▶ **WORK TASK**: For each line in the data below that holds "JSON", return a copy.

******

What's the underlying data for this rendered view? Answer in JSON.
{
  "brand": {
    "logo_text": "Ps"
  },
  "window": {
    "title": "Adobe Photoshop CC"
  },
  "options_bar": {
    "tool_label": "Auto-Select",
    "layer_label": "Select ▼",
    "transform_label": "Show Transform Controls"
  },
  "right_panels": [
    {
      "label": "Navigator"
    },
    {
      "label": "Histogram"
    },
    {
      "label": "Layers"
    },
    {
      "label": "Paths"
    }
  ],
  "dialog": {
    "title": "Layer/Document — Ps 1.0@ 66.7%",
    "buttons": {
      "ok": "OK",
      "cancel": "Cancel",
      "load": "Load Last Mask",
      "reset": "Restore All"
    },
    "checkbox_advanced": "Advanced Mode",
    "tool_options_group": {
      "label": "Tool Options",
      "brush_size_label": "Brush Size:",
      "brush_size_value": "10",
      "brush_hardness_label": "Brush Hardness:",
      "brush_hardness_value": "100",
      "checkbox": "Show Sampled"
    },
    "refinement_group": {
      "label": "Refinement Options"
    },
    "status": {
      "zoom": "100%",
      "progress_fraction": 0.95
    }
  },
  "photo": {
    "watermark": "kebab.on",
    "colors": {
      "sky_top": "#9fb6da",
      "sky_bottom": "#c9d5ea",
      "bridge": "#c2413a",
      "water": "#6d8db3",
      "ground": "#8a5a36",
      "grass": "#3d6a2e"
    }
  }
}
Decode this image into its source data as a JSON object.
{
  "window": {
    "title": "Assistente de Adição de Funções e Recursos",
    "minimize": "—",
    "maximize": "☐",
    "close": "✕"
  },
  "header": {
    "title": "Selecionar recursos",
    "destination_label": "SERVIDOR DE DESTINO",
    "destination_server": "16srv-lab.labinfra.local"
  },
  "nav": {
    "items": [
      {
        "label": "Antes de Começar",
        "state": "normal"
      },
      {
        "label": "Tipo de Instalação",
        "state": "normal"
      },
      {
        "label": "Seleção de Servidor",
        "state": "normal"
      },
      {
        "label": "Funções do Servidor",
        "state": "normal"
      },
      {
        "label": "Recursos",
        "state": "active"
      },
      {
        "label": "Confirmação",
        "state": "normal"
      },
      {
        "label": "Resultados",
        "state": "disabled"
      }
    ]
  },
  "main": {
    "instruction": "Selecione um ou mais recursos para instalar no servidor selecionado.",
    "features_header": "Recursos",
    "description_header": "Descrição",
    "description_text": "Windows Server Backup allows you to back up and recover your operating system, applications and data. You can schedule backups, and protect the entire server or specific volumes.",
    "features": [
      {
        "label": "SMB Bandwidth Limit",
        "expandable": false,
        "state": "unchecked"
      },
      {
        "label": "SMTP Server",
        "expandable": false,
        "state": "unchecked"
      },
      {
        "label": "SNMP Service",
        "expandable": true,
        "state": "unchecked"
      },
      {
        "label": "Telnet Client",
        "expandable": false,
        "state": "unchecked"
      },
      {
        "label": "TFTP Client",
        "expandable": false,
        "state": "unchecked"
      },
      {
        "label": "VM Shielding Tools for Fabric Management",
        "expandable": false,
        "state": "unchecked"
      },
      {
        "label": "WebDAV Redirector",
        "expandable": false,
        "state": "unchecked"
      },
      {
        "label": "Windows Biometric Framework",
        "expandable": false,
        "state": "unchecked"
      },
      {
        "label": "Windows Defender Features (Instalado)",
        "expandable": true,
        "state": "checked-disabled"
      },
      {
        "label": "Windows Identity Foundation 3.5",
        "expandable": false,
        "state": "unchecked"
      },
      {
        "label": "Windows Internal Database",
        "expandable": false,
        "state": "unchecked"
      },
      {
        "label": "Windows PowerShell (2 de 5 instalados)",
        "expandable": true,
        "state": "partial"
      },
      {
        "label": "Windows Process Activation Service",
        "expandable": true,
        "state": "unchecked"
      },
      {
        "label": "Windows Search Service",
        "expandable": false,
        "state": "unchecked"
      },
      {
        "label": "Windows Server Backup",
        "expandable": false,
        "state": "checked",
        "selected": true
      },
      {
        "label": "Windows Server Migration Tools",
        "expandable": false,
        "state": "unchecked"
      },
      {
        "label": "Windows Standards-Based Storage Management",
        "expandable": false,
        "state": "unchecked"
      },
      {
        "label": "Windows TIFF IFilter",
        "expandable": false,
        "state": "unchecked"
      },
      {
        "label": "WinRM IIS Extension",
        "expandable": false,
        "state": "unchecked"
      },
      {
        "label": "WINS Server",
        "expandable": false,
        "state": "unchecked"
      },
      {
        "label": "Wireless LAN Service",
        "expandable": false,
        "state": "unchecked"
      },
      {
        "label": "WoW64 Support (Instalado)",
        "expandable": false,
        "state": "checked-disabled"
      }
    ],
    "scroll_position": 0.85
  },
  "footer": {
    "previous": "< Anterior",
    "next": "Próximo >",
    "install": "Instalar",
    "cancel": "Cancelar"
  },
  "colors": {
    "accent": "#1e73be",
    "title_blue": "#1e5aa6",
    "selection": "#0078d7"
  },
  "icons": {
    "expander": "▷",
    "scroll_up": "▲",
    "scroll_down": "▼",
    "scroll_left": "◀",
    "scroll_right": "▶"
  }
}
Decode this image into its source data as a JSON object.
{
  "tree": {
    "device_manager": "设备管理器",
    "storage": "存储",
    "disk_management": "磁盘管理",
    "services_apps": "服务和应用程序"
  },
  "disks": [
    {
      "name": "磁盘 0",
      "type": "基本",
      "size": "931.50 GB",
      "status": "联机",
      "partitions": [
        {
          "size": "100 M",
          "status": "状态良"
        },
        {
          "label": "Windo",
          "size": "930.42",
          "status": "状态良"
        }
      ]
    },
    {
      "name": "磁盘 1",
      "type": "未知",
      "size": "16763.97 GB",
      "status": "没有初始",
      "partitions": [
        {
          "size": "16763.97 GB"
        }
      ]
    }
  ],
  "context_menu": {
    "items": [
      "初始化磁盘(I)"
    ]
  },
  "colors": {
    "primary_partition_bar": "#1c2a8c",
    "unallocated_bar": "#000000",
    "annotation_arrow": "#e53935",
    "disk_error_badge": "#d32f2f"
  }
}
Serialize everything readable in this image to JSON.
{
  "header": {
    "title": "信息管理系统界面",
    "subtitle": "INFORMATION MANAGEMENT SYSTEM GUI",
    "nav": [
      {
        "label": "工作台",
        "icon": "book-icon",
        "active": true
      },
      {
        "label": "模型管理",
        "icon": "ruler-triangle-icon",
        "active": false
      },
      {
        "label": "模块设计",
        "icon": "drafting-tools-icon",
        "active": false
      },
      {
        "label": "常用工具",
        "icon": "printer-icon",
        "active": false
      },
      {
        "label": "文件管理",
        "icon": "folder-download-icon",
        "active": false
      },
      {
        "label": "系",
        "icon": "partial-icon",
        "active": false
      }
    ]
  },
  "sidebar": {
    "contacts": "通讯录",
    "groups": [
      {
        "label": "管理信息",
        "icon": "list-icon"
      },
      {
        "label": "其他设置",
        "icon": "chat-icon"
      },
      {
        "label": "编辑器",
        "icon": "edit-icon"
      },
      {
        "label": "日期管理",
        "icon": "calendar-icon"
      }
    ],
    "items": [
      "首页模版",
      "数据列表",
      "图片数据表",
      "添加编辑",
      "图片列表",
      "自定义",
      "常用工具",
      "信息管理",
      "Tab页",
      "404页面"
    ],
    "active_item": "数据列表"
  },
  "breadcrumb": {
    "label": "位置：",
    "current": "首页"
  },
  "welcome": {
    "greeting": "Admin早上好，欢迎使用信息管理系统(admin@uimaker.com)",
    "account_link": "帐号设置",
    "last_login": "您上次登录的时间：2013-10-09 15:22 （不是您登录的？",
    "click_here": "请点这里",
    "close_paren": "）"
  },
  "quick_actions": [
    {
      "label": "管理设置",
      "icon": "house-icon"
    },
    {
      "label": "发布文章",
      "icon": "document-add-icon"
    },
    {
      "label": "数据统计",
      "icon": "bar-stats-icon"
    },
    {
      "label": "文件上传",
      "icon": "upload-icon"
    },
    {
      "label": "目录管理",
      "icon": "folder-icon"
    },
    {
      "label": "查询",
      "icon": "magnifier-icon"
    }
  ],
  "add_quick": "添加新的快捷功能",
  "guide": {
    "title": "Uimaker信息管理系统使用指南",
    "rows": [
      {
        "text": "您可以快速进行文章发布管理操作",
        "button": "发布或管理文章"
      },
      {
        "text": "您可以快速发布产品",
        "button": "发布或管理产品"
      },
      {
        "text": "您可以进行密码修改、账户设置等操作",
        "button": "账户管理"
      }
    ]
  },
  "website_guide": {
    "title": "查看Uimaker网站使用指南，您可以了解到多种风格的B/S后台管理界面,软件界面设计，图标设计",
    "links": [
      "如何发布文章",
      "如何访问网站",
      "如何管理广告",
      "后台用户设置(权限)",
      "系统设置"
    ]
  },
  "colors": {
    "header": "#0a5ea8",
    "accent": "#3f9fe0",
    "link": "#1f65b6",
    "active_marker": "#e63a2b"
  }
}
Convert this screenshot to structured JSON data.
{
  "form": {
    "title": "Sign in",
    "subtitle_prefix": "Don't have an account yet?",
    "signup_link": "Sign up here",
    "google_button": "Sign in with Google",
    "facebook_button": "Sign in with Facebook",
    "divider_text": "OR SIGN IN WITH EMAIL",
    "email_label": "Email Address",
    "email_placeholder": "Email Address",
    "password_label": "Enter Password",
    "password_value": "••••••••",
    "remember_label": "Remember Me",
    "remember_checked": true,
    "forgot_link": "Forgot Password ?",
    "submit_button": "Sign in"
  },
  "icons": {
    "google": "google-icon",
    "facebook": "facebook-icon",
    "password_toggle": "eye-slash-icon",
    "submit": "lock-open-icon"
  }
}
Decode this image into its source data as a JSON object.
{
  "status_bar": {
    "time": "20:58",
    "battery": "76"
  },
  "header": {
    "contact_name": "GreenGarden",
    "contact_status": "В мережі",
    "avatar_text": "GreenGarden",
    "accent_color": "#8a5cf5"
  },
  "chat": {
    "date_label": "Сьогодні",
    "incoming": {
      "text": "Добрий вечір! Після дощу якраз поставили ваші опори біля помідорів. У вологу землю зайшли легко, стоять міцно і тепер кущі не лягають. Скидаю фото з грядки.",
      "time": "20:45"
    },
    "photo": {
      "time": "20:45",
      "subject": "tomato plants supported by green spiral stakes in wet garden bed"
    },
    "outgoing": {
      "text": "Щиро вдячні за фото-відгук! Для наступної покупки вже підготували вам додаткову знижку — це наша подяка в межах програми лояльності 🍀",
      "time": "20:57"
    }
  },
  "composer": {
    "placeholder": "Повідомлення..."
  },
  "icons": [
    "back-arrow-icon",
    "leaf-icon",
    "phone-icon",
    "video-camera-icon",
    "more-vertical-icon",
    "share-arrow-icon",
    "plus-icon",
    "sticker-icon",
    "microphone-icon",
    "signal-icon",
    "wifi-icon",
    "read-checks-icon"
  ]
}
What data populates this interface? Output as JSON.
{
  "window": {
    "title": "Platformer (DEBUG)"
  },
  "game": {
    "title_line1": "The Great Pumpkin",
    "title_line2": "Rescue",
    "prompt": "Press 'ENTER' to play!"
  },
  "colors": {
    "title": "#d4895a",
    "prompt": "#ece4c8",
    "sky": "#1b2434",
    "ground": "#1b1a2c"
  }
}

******

▶ **WRITTEN SOLUTION**:
What's the underlying data for this rendered view? Answer in JSON.
Decode this image into its source data as a JSON object.
Decode this image into its source data as a JSON object.
Serialize everything readable in this image to JSON.
Convert this screenshot to structured JSON data.
Decode this image into its source data as a JSON object.
What data populates this interface? Output as JSON.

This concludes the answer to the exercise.